This year, bills in Wales went up by at least twice the rate of inflation (0.9%). This ranged from 2.85% in Rhondda Cynon Taf to 6.95% in Newport and Wrexham. Welsh Government funding takes care of somewhere between two-thirds and three-quarters of spending for each authority, with the rest taken in from the tax and income generation from fees and services.

In England, councils had the ability to raise rates by 5% last year. The average increase was 4.4%, with the Band D billpayers facing an average cost of £1898.

This year the Treasury's allowed them to impose rise of up to 3% without having to hold a local referendum on the matter.

In October, the Office for Budget Responsibility said it anticipates council tax receipts to be £12.1 billion higher in 2026/27 than seven years prior.


THE plan set to be laid-out by Forbes is vital for service planning at a local level. The short period between now and December 9 is Cosla's best bet at influencing that budget and achieving the outcomes it wants for its members.

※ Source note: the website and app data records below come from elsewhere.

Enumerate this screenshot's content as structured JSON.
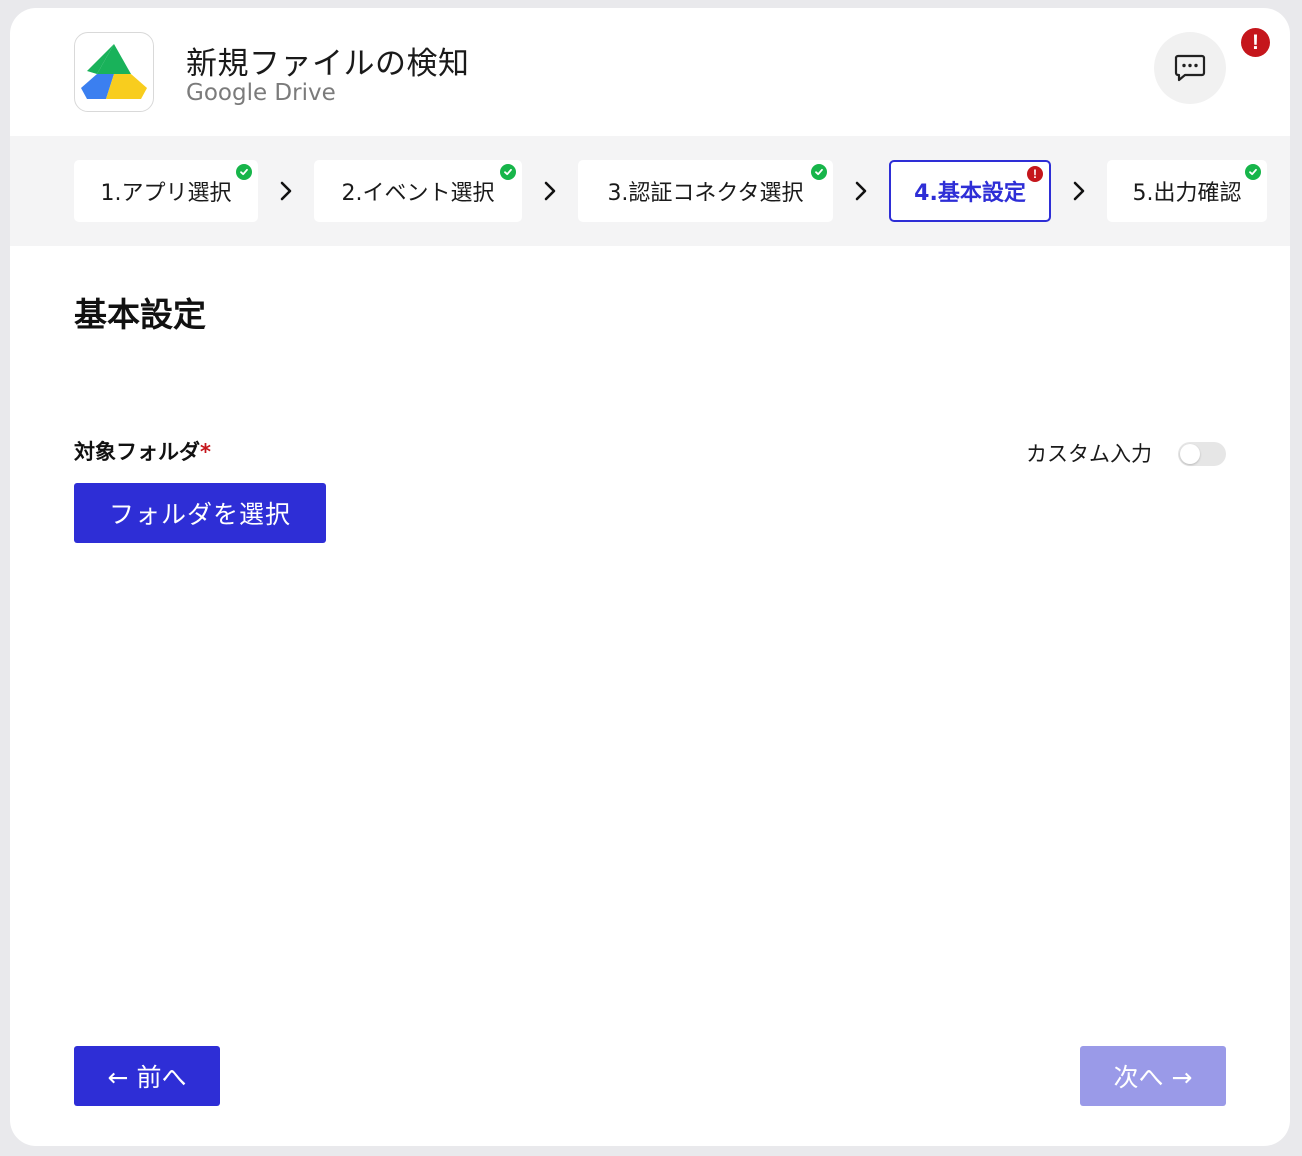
{
  "header": {
    "title": "新規ファイルの検知",
    "subtitle": "Google Drive",
    "logo_icon": "google-drive-logo-icon",
    "chat_icon": "chat-bubble-icon",
    "alert_badge": "!"
  },
  "stepper": {
    "steps": [
      {
        "label": "1.アプリ選択",
        "status": "complete"
      },
      {
        "label": "2.イベント選択",
        "status": "complete"
      },
      {
        "label": "3.認証コネクタ選択",
        "status": "complete"
      },
      {
        "label": "4.基本設定",
        "status": "error",
        "active": true
      },
      {
        "label": "5.出力確認",
        "status": "complete"
      }
    ],
    "separator_icon": "chevron-right-icon",
    "error_mark": "!"
  },
  "main": {
    "section_title": "基本設定",
    "field_label": "対象フォルダ",
    "required_mark": "*",
    "custom_input_label": "カスタム入力",
    "custom_input_enabled": false,
    "select_folder_button": "フォルダを選択"
  },
  "footer": {
    "prev_label": "← 前へ",
    "next_label": "次へ →",
    "next_enabled": false
  },
  "colors": {
    "accent": "#2e2ed6",
    "accent_disabled": "#9a9ae8",
    "success": "#17b54a",
    "error": "#c5161c"
  }
}
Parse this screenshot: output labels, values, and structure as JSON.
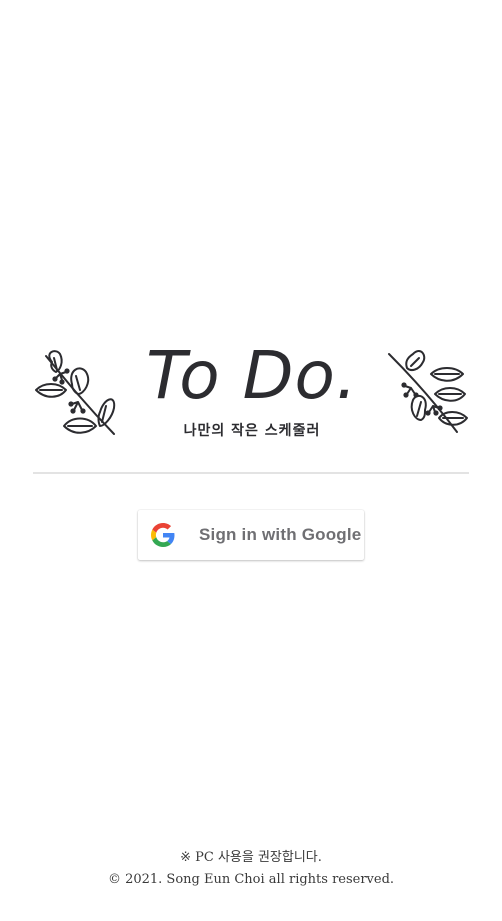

Cosla claims that the council tax base is "significantly smaller" than it could have been without the lengthy freeze in Scotland, taking £600m out of the picture for council services.

In its capital spending review, the Scottish Government indicated that authorities should receive £628m in 2022-23, but Cosla says this would represent a 6% real terms reduction compared with 2013-14.

It argues that while there have been increases in capital spending over the years, these have been largely used to pay for increased nursery provision – allowing the Scottish Government to meet its pledge of expanding free nursery hours to 1140 per child.

And it says it would need an additional £500m if councils are to provide "real-terms investment that enables work towards net zero" and other key areas of work.